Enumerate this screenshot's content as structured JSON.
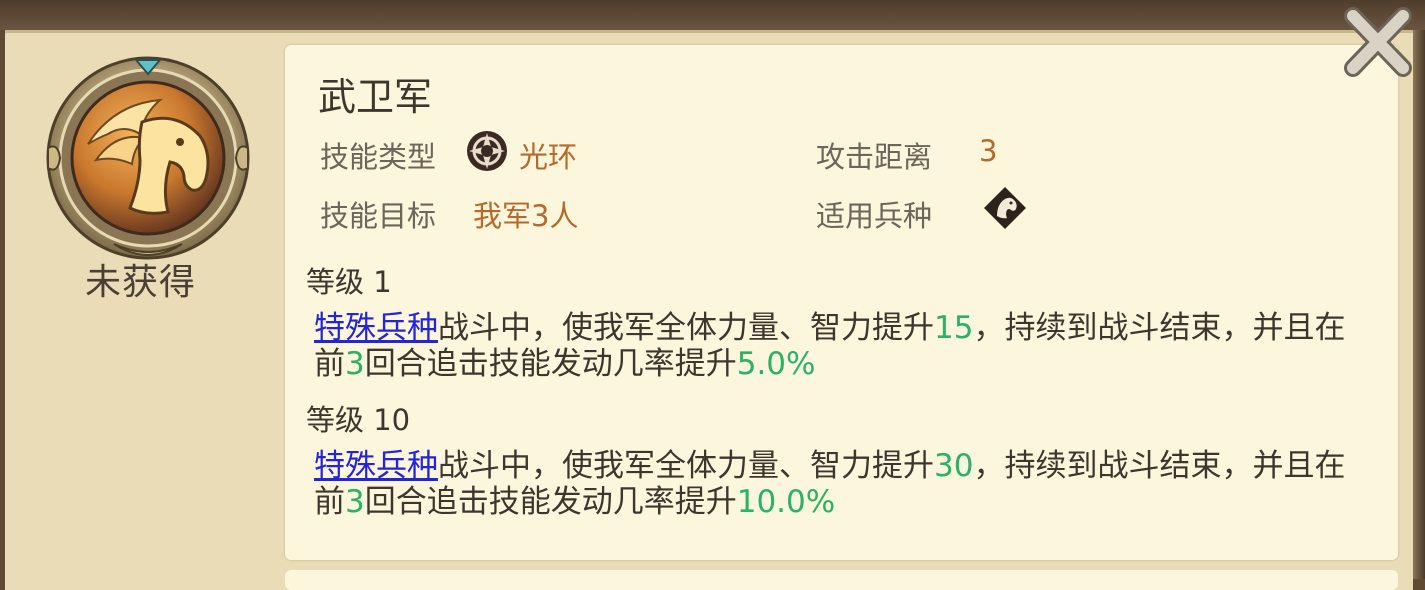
{
  "skill": {
    "name": "武卫军",
    "status": "未获得",
    "type_label": "技能类型",
    "type_value": "光环",
    "type_icon": "aura-icon",
    "target_label": "技能目标",
    "target_value": "我军3人",
    "range_label": "攻击距离",
    "range_value": "3",
    "troop_label": "适用兵种",
    "troop_icon": "cavalry-horse-icon"
  },
  "levels": [
    {
      "heading": "等级 1",
      "link": "特殊兵种",
      "text_1": "战斗中，使我军全体力量、智力提升",
      "num_1": "15",
      "text_2": "，持续到战斗结束，并且在前",
      "num_2": "3",
      "text_3": "回合追击技能发动几率提升",
      "num_3": "5.0%"
    },
    {
      "heading": "等级 10",
      "link": "特殊兵种",
      "text_1": "战斗中，使我军全体力量、智力提升",
      "num_1": "30",
      "text_2": "，持续到战斗结束，并且在前",
      "num_2": "3",
      "text_3": "回合追击技能发动几率提升",
      "num_3": "10.0%"
    }
  ],
  "colors": {
    "value_orange": "#b56a2b",
    "link_blue": "#2424d8",
    "number_green": "#2bb264",
    "card_bg": "#fcf6dc"
  },
  "icons": {
    "close": "close-icon",
    "medallion": "pegasus-medallion-icon"
  }
}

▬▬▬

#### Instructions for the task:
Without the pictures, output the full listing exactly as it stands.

#### Completed exercise:
Enumerate this screenshot's content as structured JSON.
{
  "skill": {
    "name": "武卫军",
    "status": "未获得",
    "type_label": "技能类型",
    "type_value": "光环",
    "type_icon": "aura-icon",
    "target_label": "技能目标",
    "target_value": "我军3人",
    "range_label": "攻击距离",
    "range_value": "3",
    "troop_label": "适用兵种",
    "troop_icon": "cavalry-horse-icon"
  },
  "levels": [
    {
      "heading": "等级 1",
      "link": "特殊兵种",
      "text_1": "战斗中，使我军全体力量、智力提升",
      "num_1": "15",
      "text_2": "，持续到战斗结束，并且在前",
      "num_2": "3",
      "text_3": "回合追击技能发动几率提升",
      "num_3": "5.0%"
    },
    {
      "heading": "等级 10",
      "link": "特殊兵种",
      "text_1": "战斗中，使我军全体力量、智力提升",
      "num_1": "30",
      "text_2": "，持续到战斗结束，并且在前",
      "num_2": "3",
      "text_3": "回合追击技能发动几率提升",
      "num_3": "10.0%"
    }
  ],
  "colors": {
    "value_orange": "#b56a2b",
    "link_blue": "#2424d8",
    "number_green": "#2bb264",
    "card_bg": "#fcf6dc"
  },
  "icons": {
    "close": "close-icon",
    "medallion": "pegasus-medallion-icon"
  }
}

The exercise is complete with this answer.